Can we expect to see more different events and objectives in game modes like Midtown Patrol?

Yes, although I am not sure how much of this we will work into Midtown Patrol, since we think it’s in a pretty good place right now from our perspective. To be sure, I can see small modifications and additions to Midtown, but most of our new events and objectives will likely be worked into future game modes.

While it’s fair to expect to see new bosses and occasional new events in Midtown and X-Defense, I wouldn’t expect to see any radical changes to the gameplay in these modes.

Back in the early days of Marvel Heroes there was a pretty cool moving elevator in the Raft, but it was removed later. Can we hope to see dynamic environments like that in future?

We’d definitely like to. Unfortunately, the old Raft elevator created unbelievably havoc in a multiplayer environment as far as bugs and unintended issues.

We’ve talked about bringing it back for solo treasure rooms, as one possibility, and there’s always hope that new backend technology will give us greater flexibility to design and integrate this kind of feature into gameplay.

Do you have plans to introduce new ways of making things more difficult in the later waves of modes like X-Defense or Holo-Sim? The split waves in the X-Defense were a nice first step, but the difficulty of these modes is still essentially just a gear and build check.

There’s always been a tension in Marvel Heroes between the desire to introduce more tactical options and the difficulty in communicating these options across multiple players, particularly when multiple players are part of a pick-up group rather than a team that is used to playing with each other.

When we first introduced split waves, I thought at the time it was a fairly low-hanging, conservative tactic to introduce to the game, but the reality wound up demonstrating just how difficult maintaining this kind of balance can be. Experienced, coordinated, pre-made teams tended to like the tactics introduced by the split waves, but everyone else struggled with it.

Holo-Sim has had a bit more success with this, but largely, I think, because it can only be approached as a solo player or as a player who is part of a duo. Holo-Sim has given us the opportunity to play around with objectives, some of which have worked well while others less so.

I expect we will learn a lot more about what kinds of tactics we can introduce to groups — and what steps we need to take to help communicate those tactics — with raids. In the same way that we’ve seen mechanics proven out in Holo-Sim that are then translated to other game modes, I expect we will do the same once we see how raids play out.

Why are there no moving cars in Midtown?

I would love to see moving cars; the lack of this is simply an existing technical limitation.
Mimicking vehicular movement patterns is quite different from mimicking ambulatory humanoid movement patterns.

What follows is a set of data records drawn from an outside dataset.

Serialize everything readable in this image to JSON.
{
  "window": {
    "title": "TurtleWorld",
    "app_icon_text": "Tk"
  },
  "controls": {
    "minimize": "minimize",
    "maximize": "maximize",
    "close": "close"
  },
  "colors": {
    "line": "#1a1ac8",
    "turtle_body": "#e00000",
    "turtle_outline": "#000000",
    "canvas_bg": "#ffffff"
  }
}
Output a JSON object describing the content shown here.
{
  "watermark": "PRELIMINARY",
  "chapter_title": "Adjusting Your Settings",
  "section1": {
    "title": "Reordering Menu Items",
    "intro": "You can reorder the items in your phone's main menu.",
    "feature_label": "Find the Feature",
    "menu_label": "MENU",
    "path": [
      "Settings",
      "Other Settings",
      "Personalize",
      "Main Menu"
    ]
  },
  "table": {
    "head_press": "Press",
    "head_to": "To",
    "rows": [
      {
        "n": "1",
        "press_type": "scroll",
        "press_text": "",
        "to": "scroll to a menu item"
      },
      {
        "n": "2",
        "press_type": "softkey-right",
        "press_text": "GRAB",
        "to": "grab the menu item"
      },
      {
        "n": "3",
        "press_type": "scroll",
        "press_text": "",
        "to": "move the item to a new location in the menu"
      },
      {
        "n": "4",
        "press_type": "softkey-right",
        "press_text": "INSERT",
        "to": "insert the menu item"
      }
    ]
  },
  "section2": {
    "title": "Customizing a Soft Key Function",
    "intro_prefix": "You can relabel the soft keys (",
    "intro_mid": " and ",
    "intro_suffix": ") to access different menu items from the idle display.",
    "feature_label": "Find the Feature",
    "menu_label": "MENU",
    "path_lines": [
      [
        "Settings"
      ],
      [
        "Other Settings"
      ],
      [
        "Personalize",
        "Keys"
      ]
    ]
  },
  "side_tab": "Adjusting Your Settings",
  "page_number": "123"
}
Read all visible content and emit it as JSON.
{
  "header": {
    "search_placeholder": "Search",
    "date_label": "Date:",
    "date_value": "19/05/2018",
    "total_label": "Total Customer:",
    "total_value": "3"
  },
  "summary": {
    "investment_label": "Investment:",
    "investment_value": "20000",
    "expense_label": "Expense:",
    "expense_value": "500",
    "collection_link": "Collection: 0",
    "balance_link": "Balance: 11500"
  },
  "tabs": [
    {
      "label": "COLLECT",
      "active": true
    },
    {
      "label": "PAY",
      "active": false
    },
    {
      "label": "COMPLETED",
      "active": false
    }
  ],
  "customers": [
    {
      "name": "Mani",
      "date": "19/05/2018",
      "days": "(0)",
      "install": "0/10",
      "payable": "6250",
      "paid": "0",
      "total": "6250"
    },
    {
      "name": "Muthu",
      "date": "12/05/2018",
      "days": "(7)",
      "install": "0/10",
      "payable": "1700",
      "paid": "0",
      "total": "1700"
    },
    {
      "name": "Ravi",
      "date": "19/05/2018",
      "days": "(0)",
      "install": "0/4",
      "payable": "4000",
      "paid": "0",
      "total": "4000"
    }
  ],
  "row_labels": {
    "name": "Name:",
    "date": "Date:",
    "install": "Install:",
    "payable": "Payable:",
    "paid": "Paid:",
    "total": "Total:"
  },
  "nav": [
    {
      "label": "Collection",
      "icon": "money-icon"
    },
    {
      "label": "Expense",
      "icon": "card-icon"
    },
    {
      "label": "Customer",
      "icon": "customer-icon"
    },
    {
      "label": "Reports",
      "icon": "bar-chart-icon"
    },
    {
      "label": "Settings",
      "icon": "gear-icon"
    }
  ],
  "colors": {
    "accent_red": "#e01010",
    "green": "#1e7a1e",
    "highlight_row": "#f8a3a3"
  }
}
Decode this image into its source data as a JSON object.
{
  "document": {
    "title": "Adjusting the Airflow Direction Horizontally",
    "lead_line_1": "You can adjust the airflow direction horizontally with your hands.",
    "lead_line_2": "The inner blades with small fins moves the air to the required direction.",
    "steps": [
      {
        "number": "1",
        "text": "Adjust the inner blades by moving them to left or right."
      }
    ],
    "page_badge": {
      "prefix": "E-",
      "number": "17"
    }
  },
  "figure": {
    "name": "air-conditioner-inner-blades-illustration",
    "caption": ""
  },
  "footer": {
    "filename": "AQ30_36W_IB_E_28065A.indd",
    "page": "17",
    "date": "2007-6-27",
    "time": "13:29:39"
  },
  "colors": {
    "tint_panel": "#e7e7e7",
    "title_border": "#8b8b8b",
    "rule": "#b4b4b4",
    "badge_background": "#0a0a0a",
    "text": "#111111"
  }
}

I really hope we can carve out the time in the near future to implement this.

Do you have any ideas for the Danger Room mode? Does anything hold you back in doing it?

The core concept for a future Danger Room mode would rely heavily upon the concept of a changing environment.

This would require significant new technology, something that we’re interested in and very much pursuing. Once we have a better idea of what we can realistically do on the tech side, we will be able to determine what kinds of things we can then architect on the design side.

What kind of game modes would you like to explore in future?

The single biggest thing that I would like to eventually do is merge the patrol-style gameplay back into the story zones, but to do so in such a way that they are accessible and well-rewarded regardless of your hero’s level. In other words, turning the story zones themselves into de facto game modes.

There are a great number of questions that we are faced with in order to accomplish this. While we continue to discuss this internally, we haven’t come to any firm resolution as to the final direction yet and it’s entirely possible that we might simply settle for adding in patrol-style elements into the existing zones rather than a true conversion.

We hope you enjoyed reading this interview. We also took an interview from David Brevik, that you can check out here. See you later!